Maureen also featured in a funny Vicar of Dibley sketch for March's Comic Relief evening on BBC1 - and we can’t help wondering why she’s not on TV as much these days. It turns out she’s wondering much the same thing. “I don’t know – it’s a bit of a mystery to me, too,” she says. “I’ve never done a TV drama series and Ladies of Letters, in which I appeared with Anne Reid, ended a few years ago. Maybe it’s because I’m at an in-between age, maybe it’s because there is this perception of me being too sharp and too clever. It may change but casting directors don’t seem to know what to do with me. I was probably spoilt when I was younger because my late husband Jack (screenwriter Jack Rosenthal) wrote roles with me in mind.”

Jack passed away in 2004 and Maureen (68) still misses him deeply, but since 2008 she’s been in a relationship with Italian businessman Guido Castro. “We’re very happily unmarried,” she smiles. “We’re not ruling marriage out entirely but right now there’s simply no need. We won’t be having any children together to whom we have to give a name and we’ve both been married before so we’re happy as we are.

“A party is always nice, wearing a lovely new dress is nice, but I don’t have to get married to do that. It’s not like I need anyone to provide a roof over my head either. I am very lucky to have had two very good men in my life. I feel blessed to have been loved by two good people.”

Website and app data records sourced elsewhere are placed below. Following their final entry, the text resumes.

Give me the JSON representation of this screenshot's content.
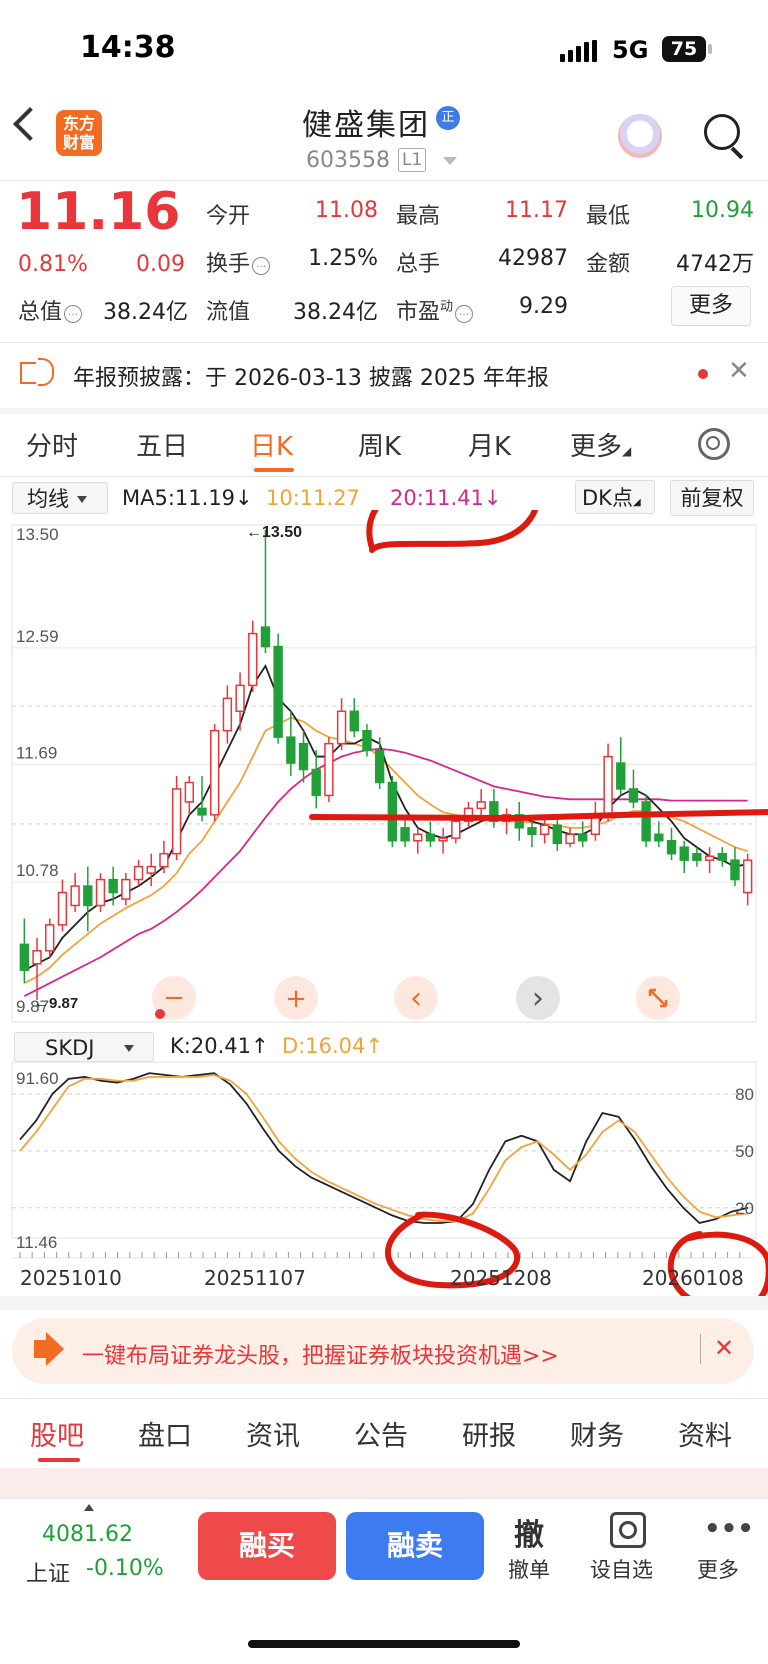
{
  "status_bar": {
    "time": "14:38",
    "network": "5G",
    "battery": "75"
  },
  "header": {
    "logo_line1": "东方",
    "logo_line2": "财富",
    "stock_name": "健盛集团",
    "verified_badge": "正",
    "stock_code": "603558",
    "level_badge": "L1"
  },
  "quote": {
    "price": "11.16",
    "change_pct": "0.81%",
    "change_abs": "0.09",
    "fields": {
      "open_label": "今开",
      "open": "11.08",
      "high_label": "最高",
      "high": "11.17",
      "low_label": "最低",
      "low": "10.94",
      "turnover_label": "换手",
      "turnover": "1.25%",
      "volume_label": "总手",
      "volume": "42987",
      "amount_label": "金额",
      "amount": "4742万",
      "total_cap_label": "总值",
      "total_cap": "38.24亿",
      "float_cap_label": "流值",
      "float_cap": "38.24亿",
      "pe_label": "市盈",
      "pe_super": "动",
      "pe": "9.29"
    },
    "more_label": "更多"
  },
  "notice": {
    "text": "年报预披露：于 2026-03-13 披露 2025 年年报"
  },
  "period_tabs": [
    "分时",
    "五日",
    "日K",
    "周K",
    "月K",
    "更多"
  ],
  "indicators": {
    "ma_select": "均线",
    "ma5": "MA5:11.19↓",
    "ma10": "10:11.27",
    "ma20": "20:11.41↓",
    "dk_select": "DK点",
    "adjust": "前复权"
  },
  "chart_controls": {
    "minus": "−",
    "plus": "+",
    "prev": "‹",
    "next": "›"
  },
  "oscillator": {
    "select": "SKDJ",
    "k": "K:20.41↑",
    "d": "D:16.04↑"
  },
  "colors": {
    "up": "#e8363a",
    "down": "#21a039",
    "ma5": "#222222",
    "ma10": "#f2a33a",
    "ma20": "#d6268f",
    "accent": "#f36b21",
    "annotation": "#dd1a10"
  },
  "chart_data": [
    {
      "type": "candlestick",
      "y_ticks": [
        "13.50",
        "12.59",
        "11.69",
        "10.78",
        "9.87"
      ],
      "ylim": [
        9.87,
        13.5
      ],
      "annotations": [
        "←13.50",
        "←9.87"
      ],
      "ohlc": [
        [
          10.3,
          10.5,
          10.0,
          10.1
        ],
        [
          10.15,
          10.35,
          9.87,
          10.25
        ],
        [
          10.25,
          10.5,
          10.2,
          10.45
        ],
        [
          10.45,
          10.8,
          10.4,
          10.7
        ],
        [
          10.6,
          10.85,
          10.55,
          10.75
        ],
        [
          10.75,
          10.9,
          10.4,
          10.6
        ],
        [
          10.6,
          10.85,
          10.55,
          10.8
        ],
        [
          10.8,
          10.9,
          10.6,
          10.7
        ],
        [
          10.65,
          10.85,
          10.6,
          10.8
        ],
        [
          10.8,
          10.95,
          10.75,
          10.9
        ],
        [
          10.85,
          11.0,
          10.75,
          10.9
        ],
        [
          10.9,
          11.1,
          10.85,
          11.0
        ],
        [
          11.0,
          11.6,
          10.95,
          11.5
        ],
        [
          11.4,
          11.6,
          11.3,
          11.55
        ],
        [
          11.35,
          11.6,
          11.25,
          11.3
        ],
        [
          11.3,
          12.0,
          11.25,
          11.95
        ],
        [
          11.95,
          12.3,
          11.85,
          12.2
        ],
        [
          12.1,
          12.4,
          11.95,
          12.3
        ],
        [
          12.3,
          12.8,
          12.25,
          12.7
        ],
        [
          12.75,
          13.5,
          12.55,
          12.6
        ],
        [
          12.6,
          12.7,
          11.85,
          11.9
        ],
        [
          11.9,
          12.1,
          11.6,
          11.7
        ],
        [
          11.85,
          11.95,
          11.55,
          11.65
        ],
        [
          11.65,
          11.8,
          11.35,
          11.45
        ],
        [
          11.45,
          11.9,
          11.4,
          11.85
        ],
        [
          11.85,
          12.2,
          11.8,
          12.1
        ],
        [
          12.1,
          12.2,
          11.9,
          11.95
        ],
        [
          11.95,
          12.0,
          11.75,
          11.8
        ],
        [
          11.8,
          11.9,
          11.5,
          11.55
        ],
        [
          11.55,
          11.6,
          11.05,
          11.1
        ],
        [
          11.2,
          11.3,
          11.05,
          11.1
        ],
        [
          11.1,
          11.2,
          11.0,
          11.15
        ],
        [
          11.15,
          11.25,
          11.05,
          11.1
        ],
        [
          11.1,
          11.2,
          11.0,
          11.12
        ],
        [
          11.12,
          11.3,
          11.08,
          11.25
        ],
        [
          11.25,
          11.4,
          11.2,
          11.35
        ],
        [
          11.35,
          11.5,
          11.3,
          11.4
        ],
        [
          11.4,
          11.5,
          11.2,
          11.25
        ],
        [
          11.25,
          11.35,
          11.15,
          11.3
        ],
        [
          11.3,
          11.4,
          11.1,
          11.2
        ],
        [
          11.2,
          11.3,
          11.05,
          11.15
        ],
        [
          11.15,
          11.28,
          11.08,
          11.22
        ],
        [
          11.22,
          11.3,
          11.02,
          11.08
        ],
        [
          11.08,
          11.2,
          11.05,
          11.15
        ],
        [
          11.15,
          11.25,
          11.05,
          11.1
        ],
        [
          11.15,
          11.4,
          11.1,
          11.3
        ],
        [
          11.3,
          11.85,
          11.25,
          11.75
        ],
        [
          11.7,
          11.9,
          11.45,
          11.5
        ],
        [
          11.5,
          11.65,
          11.35,
          11.4
        ],
        [
          11.4,
          11.45,
          11.05,
          11.1
        ],
        [
          11.15,
          11.25,
          11.05,
          11.1
        ],
        [
          11.1,
          11.2,
          10.95,
          11.0
        ],
        [
          11.05,
          11.1,
          10.85,
          10.95
        ],
        [
          11.0,
          11.05,
          10.9,
          10.95
        ],
        [
          10.95,
          11.05,
          10.85,
          10.98
        ],
        [
          11.0,
          11.05,
          10.9,
          10.95
        ],
        [
          10.95,
          11.05,
          10.75,
          10.8
        ],
        [
          10.7,
          11.0,
          10.6,
          10.95
        ]
      ],
      "ma5": [
        10.1,
        10.15,
        10.2,
        10.35,
        10.45,
        10.55,
        10.62,
        10.65,
        10.7,
        10.75,
        10.82,
        10.9,
        11.1,
        11.3,
        11.4,
        11.6,
        11.8,
        12.0,
        12.3,
        12.45,
        12.2,
        12.1,
        11.95,
        11.75,
        11.75,
        11.85,
        11.85,
        11.9,
        11.85,
        11.55,
        11.35,
        11.2,
        11.15,
        11.12,
        11.15,
        11.2,
        11.25,
        11.28,
        11.3,
        11.28,
        11.25,
        11.22,
        11.18,
        11.15,
        11.15,
        11.2,
        11.35,
        11.45,
        11.5,
        11.45,
        11.35,
        11.25,
        11.12,
        11.05,
        10.98,
        10.95,
        10.9,
        10.92
      ],
      "ma10": [
        10.0,
        10.05,
        10.12,
        10.22,
        10.3,
        10.38,
        10.46,
        10.52,
        10.58,
        10.63,
        10.68,
        10.75,
        10.85,
        11.0,
        11.1,
        11.25,
        11.4,
        11.55,
        11.75,
        11.95,
        12.0,
        12.05,
        12.02,
        11.95,
        11.9,
        11.88,
        11.85,
        11.82,
        11.75,
        11.65,
        11.55,
        11.45,
        11.38,
        11.32,
        11.3,
        11.28,
        11.27,
        11.26,
        11.25,
        11.25,
        11.24,
        11.23,
        11.22,
        11.2,
        11.2,
        11.22,
        11.25,
        11.3,
        11.33,
        11.33,
        11.3,
        11.28,
        11.25,
        11.2,
        11.15,
        11.1,
        11.05,
        11.02
      ],
      "ma20": [
        9.9,
        9.95,
        10.0,
        10.05,
        10.1,
        10.15,
        10.2,
        10.26,
        10.32,
        10.38,
        10.42,
        10.48,
        10.55,
        10.63,
        10.72,
        10.82,
        10.92,
        11.02,
        11.15,
        11.28,
        11.4,
        11.5,
        11.58,
        11.65,
        11.7,
        11.75,
        11.78,
        11.8,
        11.81,
        11.8,
        11.78,
        11.75,
        11.72,
        11.68,
        11.64,
        11.6,
        11.56,
        11.52,
        11.5,
        11.48,
        11.46,
        11.44,
        11.43,
        11.42,
        11.42,
        11.42,
        11.42,
        11.42,
        11.42,
        11.42,
        11.42,
        11.41,
        11.41,
        11.41,
        11.41,
        11.41,
        11.41,
        11.41
      ]
    },
    {
      "type": "line",
      "name": "SKDJ",
      "y_ticks_left": [
        "91.60",
        "11.46"
      ],
      "y_ticks_right": [
        "80",
        "50",
        "20"
      ],
      "ylim": [
        11.46,
        91.6
      ],
      "x_tick_labels": [
        "20251010",
        "20251107",
        "20251208",
        "20260108"
      ],
      "series": [
        {
          "name": "K",
          "values": [
            56,
            66,
            80,
            88,
            89,
            87,
            86,
            88,
            91,
            90,
            89,
            90,
            91,
            85,
            75,
            62,
            50,
            42,
            36,
            32,
            28,
            24,
            20,
            16,
            13,
            12,
            12,
            13,
            22,
            40,
            55,
            58,
            55,
            40,
            34,
            55,
            70,
            68,
            56,
            42,
            30,
            20,
            12,
            14,
            18,
            20
          ]
        },
        {
          "name": "D",
          "values": [
            50,
            60,
            72,
            84,
            88,
            88,
            87,
            87,
            89,
            89,
            89,
            89,
            90,
            87,
            80,
            68,
            55,
            46,
            39,
            34,
            30,
            26,
            22,
            19,
            16,
            14,
            13,
            13,
            17,
            30,
            45,
            52,
            55,
            48,
            40,
            48,
            60,
            66,
            60,
            48,
            36,
            26,
            18,
            15,
            16,
            17
          ]
        }
      ]
    }
  ],
  "promo": {
    "text": "一键布局证券龙头股，把握证券板块投资机遇>>"
  },
  "bottom_tabs": [
    "股吧",
    "盘口",
    "资讯",
    "公告",
    "研报",
    "财务",
    "资料"
  ],
  "index": {
    "value": "4081.62",
    "name": "上证",
    "change": "-0.10%"
  },
  "actions": {
    "buy_margin": "融买",
    "sell_margin": "融卖",
    "cancel_glyph": "撤",
    "cancel_label": "撤单",
    "watch_label": "设自选",
    "more_label": "更多"
  }
}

Maureen has two grown-up children, Adam and Amy. She is also a grandmother as Adam and his wife have a newborn baby son as well as a three-year-old daughter, Ava. “I try to be around for them all as much as I can,” Maureen says. “Ava is already a very powerful personality, bless her, and she’s going to rule the world. I love being a grandmother except for the fact that I keep putting my back out when I pick Ava up or push her on the swings. Some days I feel like the walking wounded but I strap up my back and it passes.”

Maureen has always been outspoken on the subject of politics and she made headlines recently when she announced she no longer felt able to vote for the Labour party, despite having done so for many years.  “The election is imminent and I don’t know who to vote for,” she says. “I think a lot of people feel the same. We need to find something to believe in and if we don’t, we’re going to end up like that superficial young man Russell Brand and not want to vote at all!  Yet we must vote when people died so that we have that privilege.

“I can’t bear it when our leading politicians behave stupidly and call each other names. We need them to come together and try to sort things out. They manage to do so whenever there’s a tragedy, why not the rest of the time? Why can’t they just play nicely for the common good?” As they say in Westminster; ‘Hear, hear!’

Psst… Maureen shares a secret

She loves doing theatre tours. “Before we went into the West End with Harvey, we took the play on tour for six weeks and I really enjoyed it. I like going to different places and behaving like a tourist. I go to art galleries and museums. I always find something to do.”

There's more star chat in every issue of Yours magazine, out every fortnight on a Tuesday